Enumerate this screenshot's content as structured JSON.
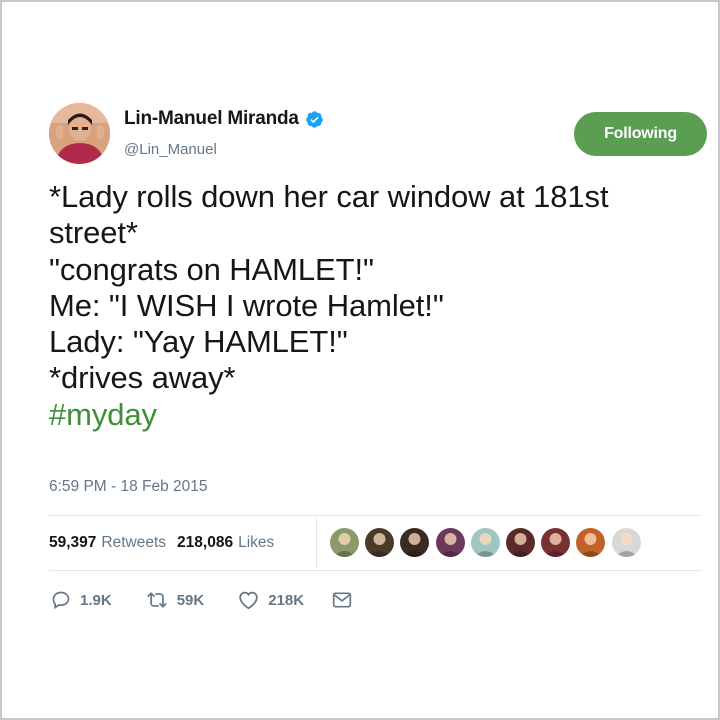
{
  "author": {
    "display_name": "Lin-Manuel Miranda",
    "handle": "@Lin_Manuel",
    "verified": true,
    "avatar_icon": "avatar-photo"
  },
  "follow_button": {
    "label": "Following",
    "color": "#5a9e52"
  },
  "tweet": {
    "lines": [
      "*Lady rolls down her car window at 181st",
      "street*",
      "\"congrats on HAMLET!\"",
      "Me: \"I WISH I wrote Hamlet!\"",
      "Lady: \"Yay HAMLET!\"",
      "*drives away*"
    ],
    "hashtag": "#myday",
    "hashtag_color": "#3f8f3a",
    "timestamp": "6:59 PM - 18 Feb 2015"
  },
  "stats": {
    "retweets_count": "59,397",
    "retweets_label": "Retweets",
    "likes_count": "218,086",
    "likes_label": "Likes"
  },
  "likers": [
    {
      "icon": "liker-avatar-1",
      "color": "#8a9a6b"
    },
    {
      "icon": "liker-avatar-2",
      "color": "#4a3a2a"
    },
    {
      "icon": "liker-avatar-3",
      "color": "#3a2a24"
    },
    {
      "icon": "liker-avatar-4",
      "color": "#6b3a5a"
    },
    {
      "icon": "liker-avatar-5",
      "color": "#9ec7c2"
    },
    {
      "icon": "liker-avatar-6",
      "color": "#5a2a2a"
    },
    {
      "icon": "liker-avatar-7",
      "color": "#7a3030"
    },
    {
      "icon": "liker-avatar-8",
      "color": "#c0622a"
    },
    {
      "icon": "liker-avatar-9",
      "color": "#d8d8d8"
    }
  ],
  "actions": {
    "reply_count": "1.9K",
    "retweet_count": "59K",
    "like_count": "218K",
    "reply_icon": "reply-icon",
    "retweet_icon": "retweet-icon",
    "like_icon": "heart-icon",
    "dm_icon": "envelope-icon"
  }
}
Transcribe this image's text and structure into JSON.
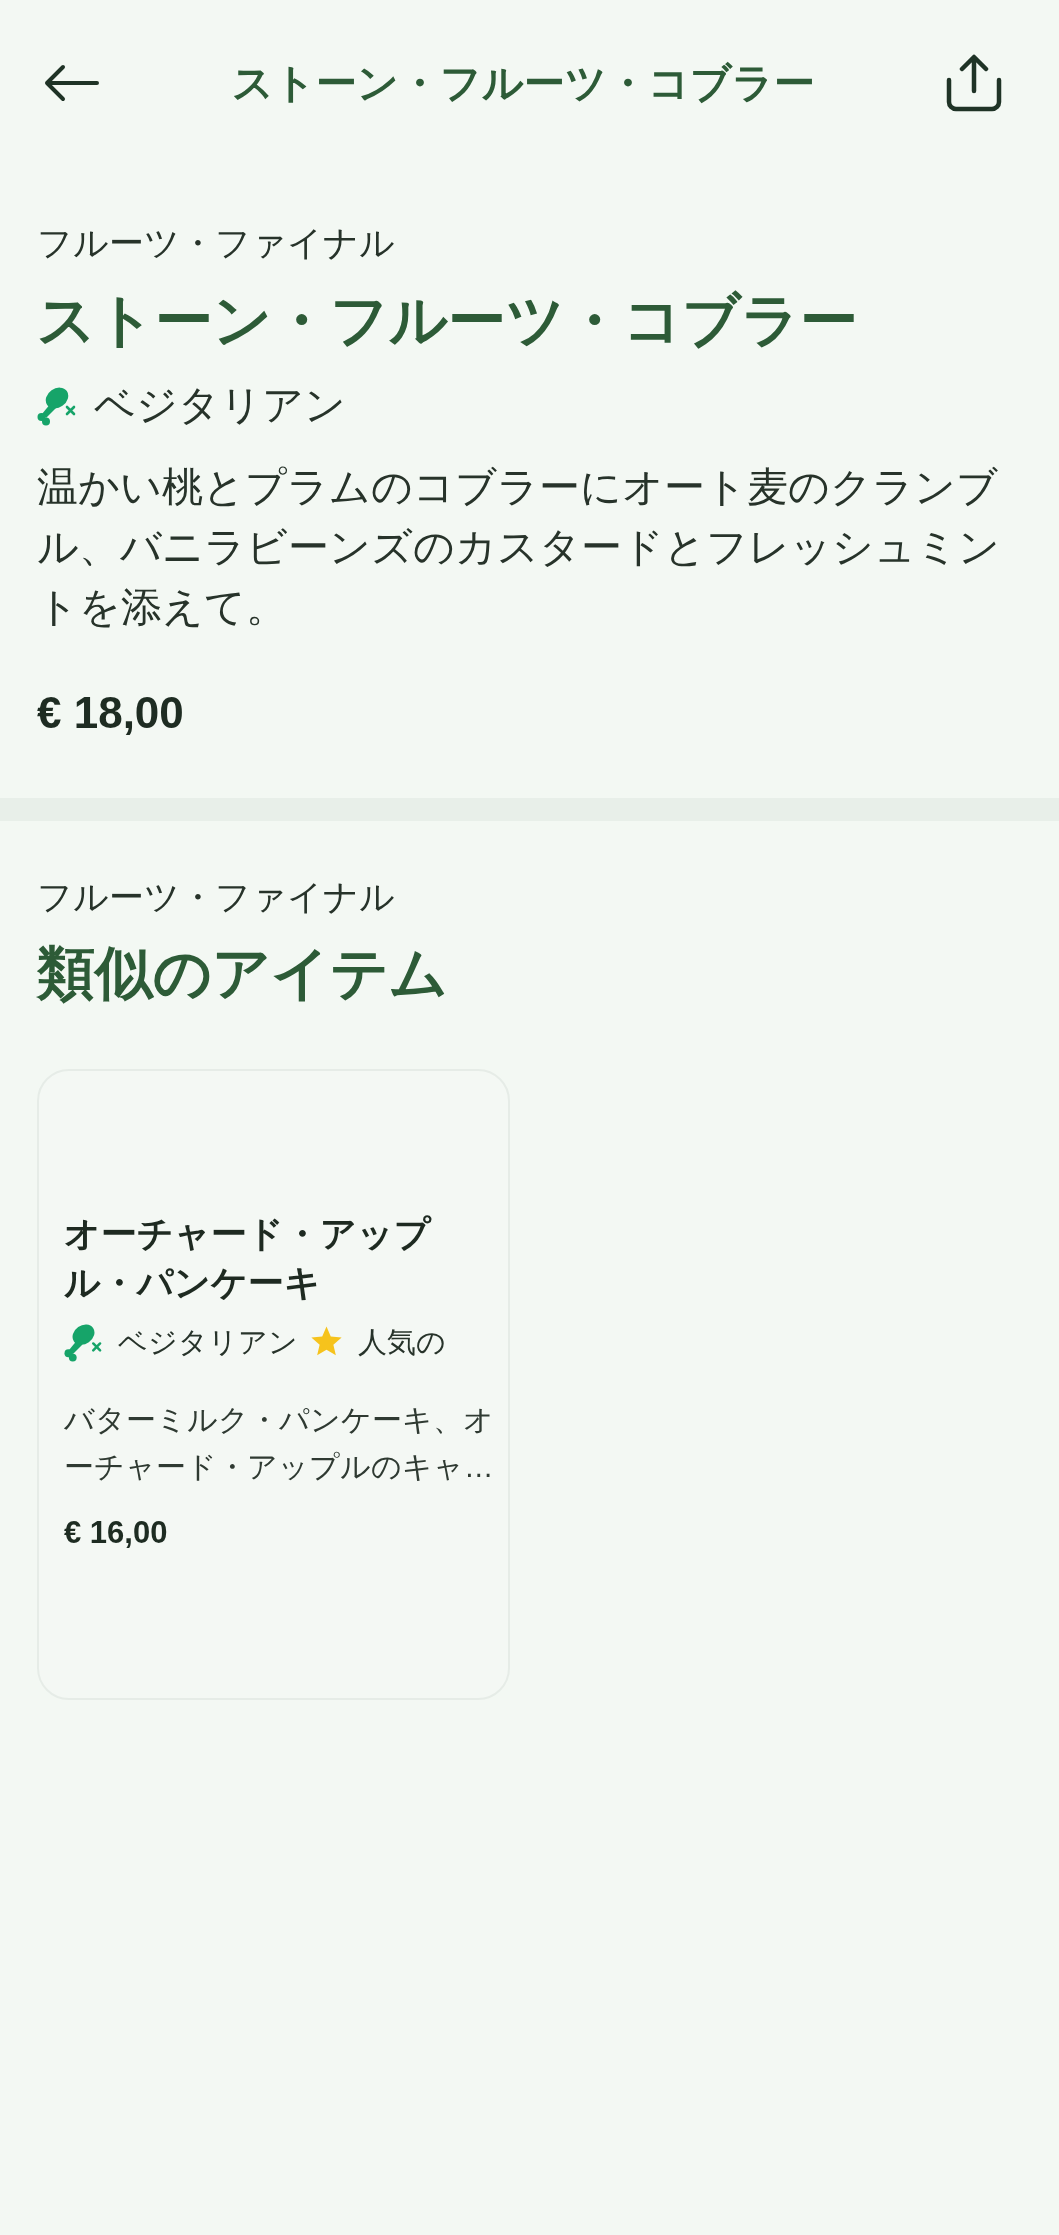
{
  "header": {
    "title": "ストーン・フルーツ・コブラー"
  },
  "item": {
    "category": "フルーツ・ファイナル",
    "title": "ストーン・フルーツ・コブラー",
    "tags": [
      {
        "kind": "vegetarian",
        "label": "ベジタリアン"
      }
    ],
    "description": "温かい桃とプラムのコブラーにオート麦のクランブル、バニラビーンズのカスタードとフレッシュミントを添えて。",
    "price": "€ 18,00"
  },
  "similar": {
    "category": "フルーツ・ファイナル",
    "heading": "類似のアイテム",
    "cards": [
      {
        "title": "オーチャード・アップル・パンケーキ",
        "tags": [
          {
            "kind": "vegetarian",
            "label": "ベジタリアン"
          },
          {
            "kind": "popular",
            "label": "人気の"
          }
        ],
        "description": "バターミルク・パンケーキ、オーチャード・アップルのキャ…",
        "price": "€ 16,00"
      }
    ]
  }
}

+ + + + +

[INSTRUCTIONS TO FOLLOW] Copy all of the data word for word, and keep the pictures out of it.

[RESPONSE FOR THIS EXERCISE]
Enumerate this screenshot's content as structured JSON.
{
  "author": {
    "display_name": "Lin-Manuel Miranda",
    "handle": "@Lin_Manuel",
    "verified": true,
    "avatar_icon": "avatar-photo"
  },
  "follow_button": {
    "label": "Following",
    "color": "#5a9e52"
  },
  "tweet": {
    "lines": [
      "*Lady rolls down her car window at 181st",
      "street*",
      "\"congrats on HAMLET!\"",
      "Me: \"I WISH I wrote Hamlet!\"",
      "Lady: \"Yay HAMLET!\"",
      "*drives away*"
    ],
    "hashtag": "#myday",
    "hashtag_color": "#3f8f3a",
    "timestamp": "6:59 PM - 18 Feb 2015"
  },
  "stats": {
    "retweets_count": "59,397",
    "retweets_label": "Retweets",
    "likes_count": "218,086",
    "likes_label": "Likes"
  },
  "likers": [
    {
      "icon": "liker-avatar-1",
      "color": "#8a9a6b"
    },
    {
      "icon": "liker-avatar-2",
      "color": "#4a3a2a"
    },
    {
      "icon": "liker-avatar-3",
      "color": "#3a2a24"
    },
    {
      "icon": "liker-avatar-4",
      "color": "#6b3a5a"
    },
    {
      "icon": "liker-avatar-5",
      "color": "#9ec7c2"
    },
    {
      "icon": "liker-avatar-6",
      "color": "#5a2a2a"
    },
    {
      "icon": "liker-avatar-7",
      "color": "#7a3030"
    },
    {
      "icon": "liker-avatar-8",
      "color": "#c0622a"
    },
    {
      "icon": "liker-avatar-9",
      "color": "#d8d8d8"
    }
  ],
  "actions": {
    "reply_count": "1.9K",
    "retweet_count": "59K",
    "like_count": "218K",
    "reply_icon": "reply-icon",
    "retweet_icon": "retweet-icon",
    "like_icon": "heart-icon",
    "dm_icon": "envelope-icon"
  }
}
Transcribe this image's text and structure into JSON.
{
  "header": {
    "title": "ストーン・フルーツ・コブラー"
  },
  "item": {
    "category": "フルーツ・ファイナル",
    "title": "ストーン・フルーツ・コブラー",
    "tags": [
      {
        "kind": "vegetarian",
        "label": "ベジタリアン"
      }
    ],
    "description": "温かい桃とプラムのコブラーにオート麦のクランブル、バニラビーンズのカスタードとフレッシュミントを添えて。",
    "price": "€ 18,00"
  },
  "similar": {
    "category": "フルーツ・ファイナル",
    "heading": "類似のアイテム",
    "cards": [
      {
        "title": "オーチャード・アップル・パンケーキ",
        "tags": [
          {
            "kind": "vegetarian",
            "label": "ベジタリアン"
          },
          {
            "kind": "popular",
            "label": "人気の"
          }
        ],
        "description": "バターミルク・パンケーキ、オーチャード・アップルのキャ…",
        "price": "€ 16,00"
      }
    ]
  }
}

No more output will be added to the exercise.